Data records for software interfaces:
_ _ _ _ _

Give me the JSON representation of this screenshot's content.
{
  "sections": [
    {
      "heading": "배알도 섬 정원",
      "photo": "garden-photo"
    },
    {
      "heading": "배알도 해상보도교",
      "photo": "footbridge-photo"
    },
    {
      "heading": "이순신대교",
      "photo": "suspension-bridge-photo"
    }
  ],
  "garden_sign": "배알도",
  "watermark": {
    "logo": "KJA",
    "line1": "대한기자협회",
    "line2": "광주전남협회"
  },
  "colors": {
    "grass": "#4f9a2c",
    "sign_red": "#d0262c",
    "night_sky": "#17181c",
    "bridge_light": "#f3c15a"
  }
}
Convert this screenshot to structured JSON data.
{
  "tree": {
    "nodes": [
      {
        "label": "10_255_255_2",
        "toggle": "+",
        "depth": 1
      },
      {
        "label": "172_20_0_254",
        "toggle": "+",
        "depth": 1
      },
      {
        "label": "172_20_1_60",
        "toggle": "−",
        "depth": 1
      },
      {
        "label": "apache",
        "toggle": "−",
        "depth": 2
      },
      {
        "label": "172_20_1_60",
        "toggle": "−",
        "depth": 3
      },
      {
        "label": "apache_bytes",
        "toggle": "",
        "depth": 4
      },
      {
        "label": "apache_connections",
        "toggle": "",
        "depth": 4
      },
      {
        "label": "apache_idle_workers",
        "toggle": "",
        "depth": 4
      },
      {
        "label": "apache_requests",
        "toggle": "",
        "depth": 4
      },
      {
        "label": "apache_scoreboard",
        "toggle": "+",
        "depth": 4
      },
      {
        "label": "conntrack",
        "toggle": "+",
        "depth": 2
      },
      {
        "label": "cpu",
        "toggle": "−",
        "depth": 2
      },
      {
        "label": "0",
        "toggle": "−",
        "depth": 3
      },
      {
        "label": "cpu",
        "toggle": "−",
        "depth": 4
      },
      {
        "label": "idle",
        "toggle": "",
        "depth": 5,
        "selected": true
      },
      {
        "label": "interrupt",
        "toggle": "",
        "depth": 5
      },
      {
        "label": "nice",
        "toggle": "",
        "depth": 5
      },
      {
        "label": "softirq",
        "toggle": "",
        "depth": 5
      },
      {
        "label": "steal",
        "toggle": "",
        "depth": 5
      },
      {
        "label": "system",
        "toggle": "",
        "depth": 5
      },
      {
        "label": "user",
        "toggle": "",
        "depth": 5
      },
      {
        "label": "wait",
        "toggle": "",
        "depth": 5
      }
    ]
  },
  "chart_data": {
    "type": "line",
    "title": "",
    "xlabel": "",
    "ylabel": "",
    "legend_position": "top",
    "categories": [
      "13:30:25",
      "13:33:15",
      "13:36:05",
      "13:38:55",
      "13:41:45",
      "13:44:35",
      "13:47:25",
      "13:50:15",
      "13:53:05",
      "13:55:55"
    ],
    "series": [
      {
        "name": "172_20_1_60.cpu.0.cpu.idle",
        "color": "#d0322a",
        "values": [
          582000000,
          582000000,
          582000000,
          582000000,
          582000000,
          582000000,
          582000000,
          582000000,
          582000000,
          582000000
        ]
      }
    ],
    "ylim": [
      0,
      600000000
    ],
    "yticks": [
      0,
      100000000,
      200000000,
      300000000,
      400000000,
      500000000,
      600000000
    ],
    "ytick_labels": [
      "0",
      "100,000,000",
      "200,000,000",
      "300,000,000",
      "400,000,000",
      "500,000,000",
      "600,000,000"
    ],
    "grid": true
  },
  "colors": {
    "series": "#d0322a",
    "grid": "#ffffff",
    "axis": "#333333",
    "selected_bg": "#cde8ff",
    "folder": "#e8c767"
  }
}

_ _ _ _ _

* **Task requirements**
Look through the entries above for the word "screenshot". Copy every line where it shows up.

* **Task output**
Give me the JSON representation of this screenshot's content.
Convert this screenshot to structured JSON data.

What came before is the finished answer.